These Wicked Rivers band

In 2015 they released an excellent debut EP The Enemy, and follow up with their fantastic album II, which dropped at the end of April (and I’m finally getting around to reviewing at long last). With seven tracks, it’s longer than a typical EP and shorter than the usual album. But whatever category it’s placed in, this much is clear: the six major tracks are all heavyweights in terms of both quality (amazing) and quantity (all run four to six minutes in length), so I’d say it qualifies as an album.

These Wicked Rivers establish right off the bat what they’re all about with the aptly-titled intro track “Wicked River Blues,” then launch into “Stones Painted Gold.” Guitars blazing, they add a bit of funky bass to the bluesy mix as John snarls the searing lyrics that speak to a woman who’s done him wrong: “You turn it around, you know it’s never your fault. God, your such a martyr. Now you burn to the ground anyone in your way.” Arran’s distorted guitar solo in the bridge is fearsome! Without skipping a beat, “That Girl” arrives with a barrage of shredded, squealing guitars, throbbing bass, and muscular drums hammering out a hard-driving beat that had me banging my head and gyrating in my chair. These guys know how to rock!

They slow things down with the magnificent rock ballad “When the War is Won.” All the elements of this six minute long track come together to create an epic song that’s absolute perfection, and it’s my favorite on the EP. The complex, layered guitar work is positively mind-blowing, with gorgeous riffs and wailing solos that raise goosebumps with every listen. John passionately sings of finding his way back from a dark place in his mind: “I look around and know I’m free. I hear my voice, I say I wouldn’t do it any other way. I can save my life. Say the truth in their lies. I can walk with my head held high, now the war, now the war is won.”

The terrific, bluesy “Testify” has a Pearl Jam vibe, and John’s vocals even sound a bit like Eddie Vedder. Once again, the guys show off their exceptional musicianship, with killer riffs, Jon’s speaker-blowing bass and Dan’s aggressive percussion. I love the lyric “She tastes like sugar, and goes down like honey.” “Put Me on Trial (For Who I Am)” delivers more face-melting rock’n’roll goodness, courtesy of scorching hot riffs, crushing heavy bass and thunderous drums.

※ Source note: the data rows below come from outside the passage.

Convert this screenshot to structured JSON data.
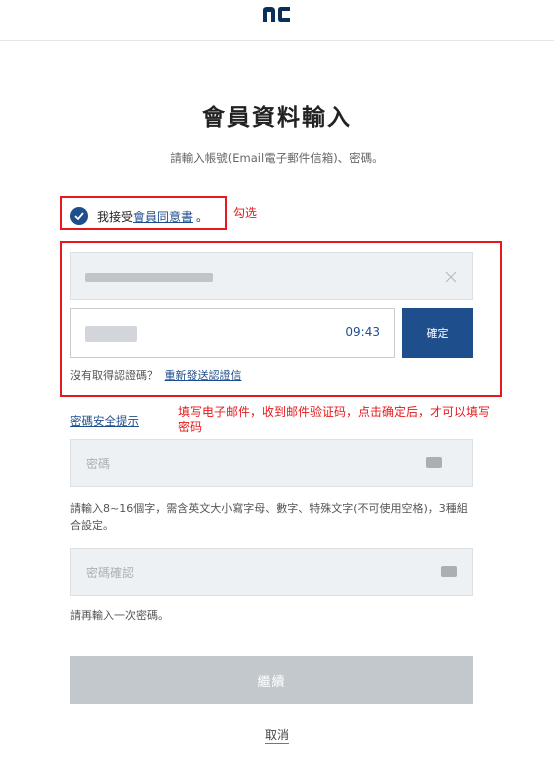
{
  "header": {
    "logo_text": "nc"
  },
  "page": {
    "title": "會員資料輸入",
    "subtitle": "請輸入帳號(Email電子郵件信箱)、密碼。"
  },
  "agreement": {
    "prefix": "我接受",
    "link": "會員同意書",
    "suffix": "。",
    "checked": true
  },
  "email": {
    "value_masked": true
  },
  "verification": {
    "timer": "09:43",
    "confirm_label": "確定",
    "no_code_text": "沒有取得認證碼？",
    "resend_link": "重新發送認證信"
  },
  "password": {
    "tip_link": "密碼安全提示",
    "placeholder": "密碼",
    "help": "請輸入8~16個字，需含英文大小寫字母、數字、特殊文字(不可使用空格)，3種組合設定。"
  },
  "password_confirm": {
    "placeholder": "密碼確認",
    "help": "請再輸入一次密碼。"
  },
  "actions": {
    "continue_label": "繼續",
    "cancel_label": "取消"
  },
  "annotations": {
    "check_note": "勾选",
    "email_note": "填写电子邮件，收到邮件验证码，点击确定后，才可以填写密码"
  },
  "colors": {
    "brand": "#1f4e8c",
    "annotation": "#e4191d",
    "disabled": "#c3c8cd"
  }
}
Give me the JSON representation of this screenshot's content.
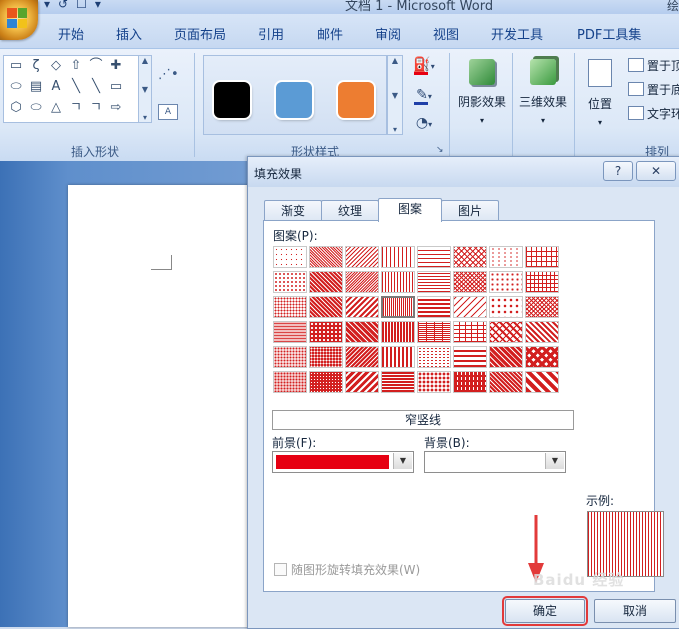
{
  "window": {
    "title": "文档 1 - Microsoft Word",
    "title_right_fragment": "绘"
  },
  "quick_access": [
    "▾",
    "↺",
    "☐",
    "▾"
  ],
  "ribbon_tabs": [
    "开始",
    "插入",
    "页面布局",
    "引用",
    "邮件",
    "审阅",
    "视图",
    "开发工具",
    "PDF工具集"
  ],
  "ribbon": {
    "insert_shapes_label": "插入形状",
    "shape_styles_label": "形状样式",
    "shadow_effects_label": "阴影效果",
    "threed_effects_label": "三维效果",
    "position_label": "位置",
    "arrange_label": "排列",
    "arrange_items": [
      "置于顶",
      "置于底",
      "文字环"
    ],
    "style_swatch_colors": [
      "#000000",
      "#5b9bd5",
      "#ed7d31"
    ],
    "shape_rows": [
      [
        "▭",
        "ζ",
        "◇",
        "⇧",
        "⌒",
        "✚"
      ],
      [
        "⬭",
        "▤",
        "A",
        "╲",
        "╲",
        "▭"
      ],
      [
        "⬡",
        "⬭",
        "△",
        "ㄱ",
        "ㄱ",
        "⇨"
      ]
    ]
  },
  "dialog": {
    "title": "填充效果",
    "help": "?",
    "close": "✕",
    "tabs": [
      "渐变",
      "纹理",
      "图案",
      "图片"
    ],
    "active_tab": "图案",
    "pattern_label": "图案(P):",
    "selected_pattern_name": "窄竖线",
    "foreground_label": "前景(F):",
    "background_label": "背景(B):",
    "foreground_color": "#e60012",
    "background_color": "#ffffff",
    "sample_label": "示例:",
    "rotate_checkbox_label": "随图形旋转填充效果(W)",
    "rotate_checked": false,
    "ok_label": "确定",
    "cancel_label": "取消",
    "pattern_color": "#d21f1f"
  },
  "watermark": "Baidu 经验"
}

Last but certainly not least is the anthemic “Don’t Pray For Me,” another monumental track with jaw-dropping instrumentals. The song opens with a gospel-like organ solo, then the band’s signature intricate guitars, heavy bass and power drums take over. The lyrics address the complexities and contradictions inherent in many of us – we have both good and bad elements in our character: “I’ve been a loser, I’ve been a cruiser, I’ve been lost and I’ve been found. I’ve been a user, I’ve been a bruiser. I’ve been up and I’ve been down. And I’ve been a taker, I’ve been a faker. I’ve been a liar and a cheat./ I’ve been every man in between./ Don’t you pray now.  Don’t you pray for me. Don’t judge a man by only what you see.

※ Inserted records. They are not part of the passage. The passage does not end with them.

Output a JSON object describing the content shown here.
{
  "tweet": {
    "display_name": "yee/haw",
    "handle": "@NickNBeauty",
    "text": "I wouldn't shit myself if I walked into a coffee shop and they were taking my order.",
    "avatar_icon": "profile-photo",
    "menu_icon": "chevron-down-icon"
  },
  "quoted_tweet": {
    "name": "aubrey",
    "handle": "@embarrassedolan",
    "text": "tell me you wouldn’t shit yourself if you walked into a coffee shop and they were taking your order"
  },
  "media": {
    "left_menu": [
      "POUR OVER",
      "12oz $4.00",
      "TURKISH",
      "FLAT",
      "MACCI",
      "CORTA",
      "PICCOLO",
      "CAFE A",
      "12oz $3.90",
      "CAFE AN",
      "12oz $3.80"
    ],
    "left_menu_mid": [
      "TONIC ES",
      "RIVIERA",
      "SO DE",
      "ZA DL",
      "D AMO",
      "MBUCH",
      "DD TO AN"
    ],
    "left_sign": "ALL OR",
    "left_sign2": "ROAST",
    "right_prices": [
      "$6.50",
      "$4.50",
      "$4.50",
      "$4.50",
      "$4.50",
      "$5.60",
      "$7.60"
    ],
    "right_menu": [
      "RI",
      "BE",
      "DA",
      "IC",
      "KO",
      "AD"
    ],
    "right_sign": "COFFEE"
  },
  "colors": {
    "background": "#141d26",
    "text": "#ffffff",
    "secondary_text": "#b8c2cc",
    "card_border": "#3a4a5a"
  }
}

II is a brilliant album that firmly establishes These Wicked Rivers as one of the finest rock’n’roll bands in the UK. These guys are phenomenal musicians, and need more exposure so that more people will discover them and their awesome music. I urge my readers to support the band by following them on their social media and downloading/purchasing their music:

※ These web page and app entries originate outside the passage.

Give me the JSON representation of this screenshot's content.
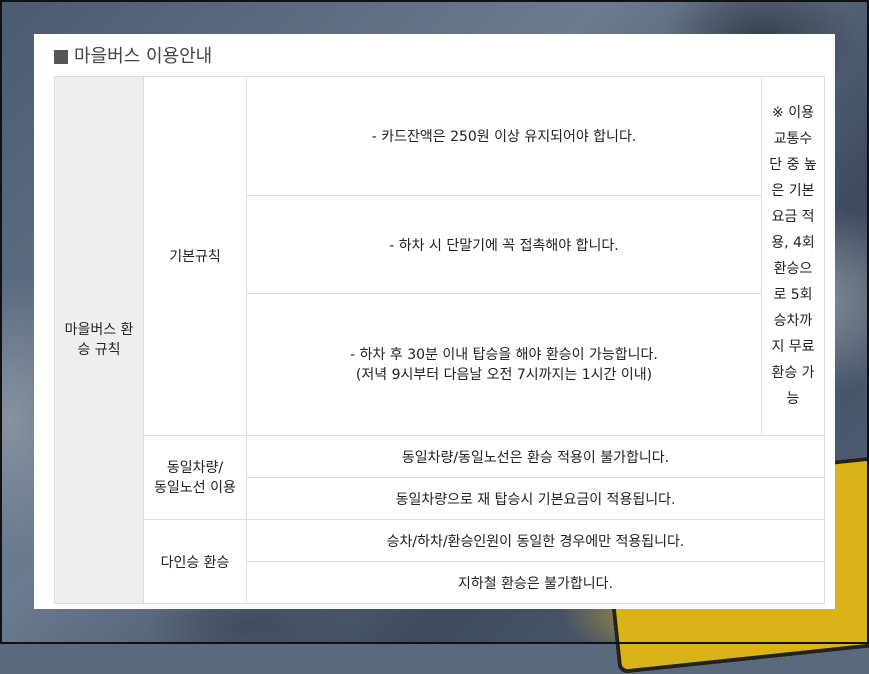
{
  "title": "마을버스 이용안내",
  "section": {
    "label_line1": "마을버스 환",
    "label_line2": "승 규칙"
  },
  "groups": [
    {
      "label": "기본규칙",
      "rows": [
        {
          "text": "- 카드잔액은 250원 이상 유지되어야 합니다."
        },
        {
          "text": "- 하차 시 단말기에 꼭 접촉해야 합니다."
        },
        {
          "text": "- 하차 후 30분 이내 탑승을 해야 환승이 가능합니다.",
          "sub": "(저녁 9시부터 다음날 오전 7시까지는 1시간 이내)"
        }
      ],
      "note_lines": [
        "※ 이용",
        "교통수",
        "단 중 높",
        "은 기본",
        "요금 적",
        "용, 4회",
        "환승으",
        "로 5회",
        "승차까",
        "지 무료",
        "환승 가",
        "능"
      ]
    },
    {
      "label_line1": "동일차량/",
      "label_line2": "동일노선 이용",
      "rows": [
        {
          "text": "동일차량/동일노선은 환승 적용이 불가합니다."
        },
        {
          "text": "동일차량으로 재 탑승시 기본요금이 적용됩니다."
        }
      ]
    },
    {
      "label": "다인승 환승",
      "rows": [
        {
          "text": "승차/하차/환승인원이 동일한 경우에만 적용됩니다."
        },
        {
          "text": "지하철 환승은 불가합니다."
        }
      ]
    }
  ]
}
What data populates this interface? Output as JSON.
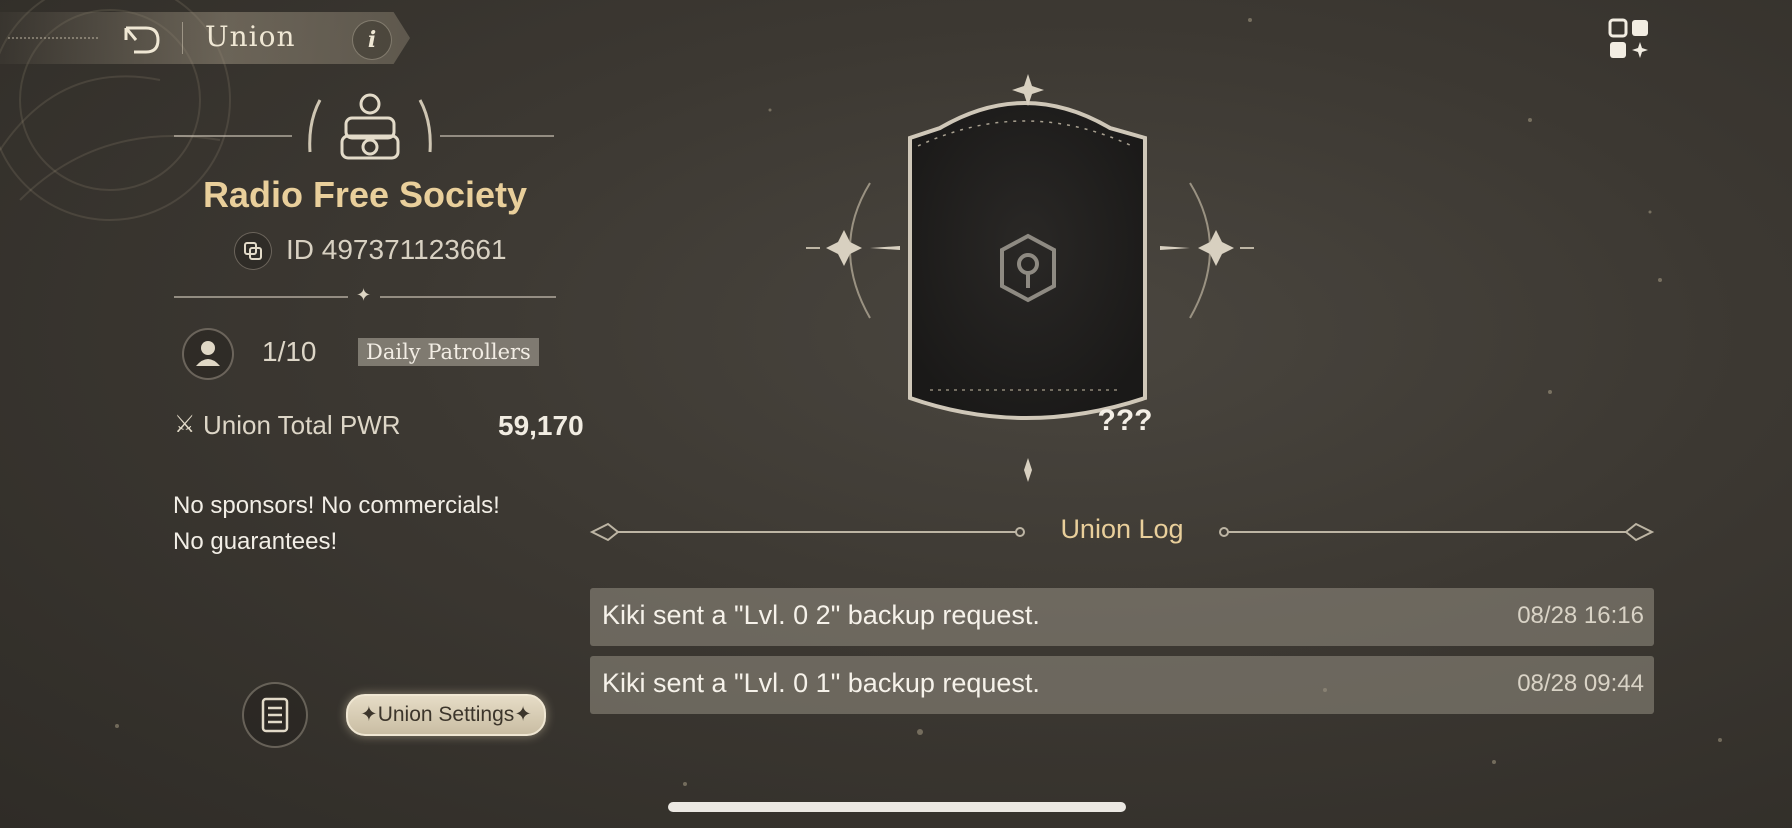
{
  "header": {
    "title": "Union"
  },
  "union": {
    "name": "Radio Free Society",
    "id": "ID 497371123661",
    "members": "1/10",
    "activity_tag": "Daily Patrollers",
    "pwr_label": "Union Total PWR",
    "pwr_value": "59,170",
    "description_line1": "No sponsors! No commercials!",
    "description_line2": "No guarantees!"
  },
  "buttons": {
    "settings_label": "✦Union Settings✦"
  },
  "emblem": {
    "label": "???"
  },
  "log": {
    "title": "Union Log",
    "entries": [
      {
        "message": "Kiki sent a \"Lvl. 0 2\" backup request.",
        "time": "08/28 16:16"
      },
      {
        "message": "Kiki sent a \"Lvl. 0 1\" backup request.",
        "time": "08/28 09:44"
      }
    ]
  },
  "colors": {
    "accent_gold": "#e9cf9b",
    "background": "#3c3832",
    "log_row": "#969084"
  },
  "icons": [
    "back-icon",
    "info-icon",
    "grid-menu-icon",
    "union-crest-icon",
    "copy-icon",
    "member-icon",
    "crossed-swords-icon",
    "notes-icon",
    "lock-emblem-icon"
  ]
}
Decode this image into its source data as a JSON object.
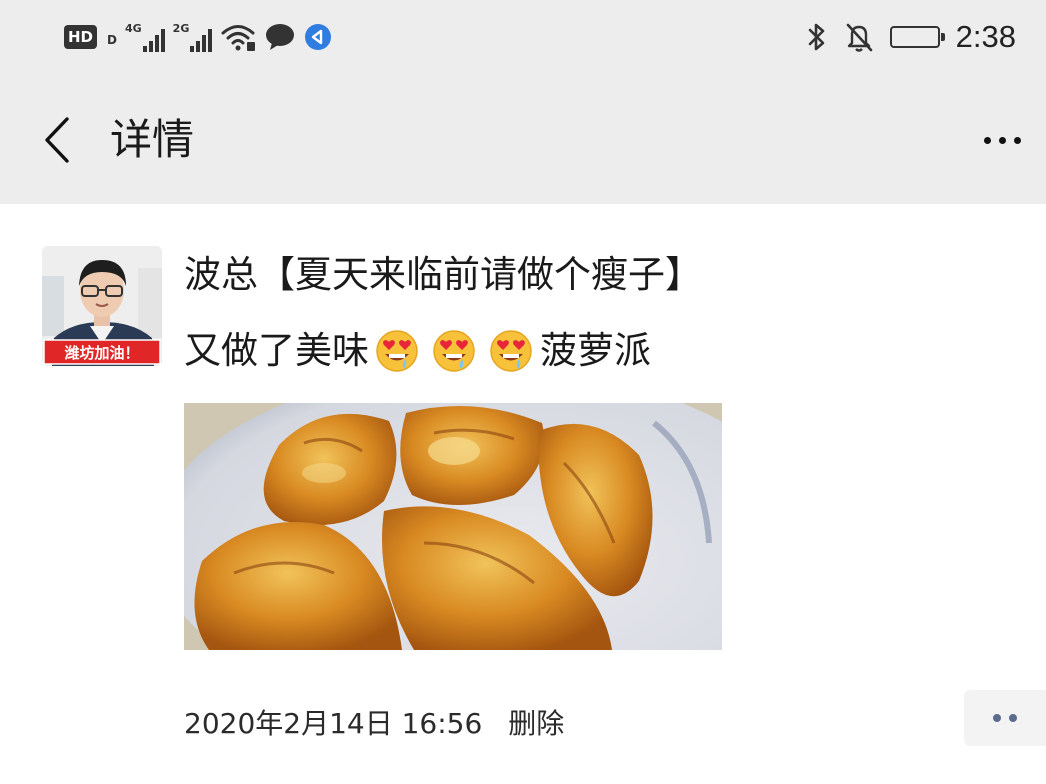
{
  "status_bar": {
    "hd_label": "HD",
    "hd_sub": "D",
    "network1_label": "4G",
    "network2_label": "2G",
    "time": "2:38"
  },
  "nav": {
    "title": "详情"
  },
  "post": {
    "author": "波总【夏天来临前请做个瘦子】",
    "avatar_caption": "潍坊加油！",
    "text_before_emoji": "又做了美味",
    "emojis": [
      "drooling-heart-eyes-emoji",
      "drooling-heart-eyes-emoji",
      "drooling-heart-eyes-emoji"
    ],
    "text_after_emoji": "菠萝派",
    "timestamp": "2020年2月14日 16:56",
    "delete_label": "删除"
  },
  "colors": {
    "bar_background": "#ededed",
    "page_background": "#ffffff",
    "link_dots": "#5b6a8f"
  }
}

WebsiteFacebookTwitter / Instagram

Stream their music:  Spotify / Soundcloud

Purchase:  iTunes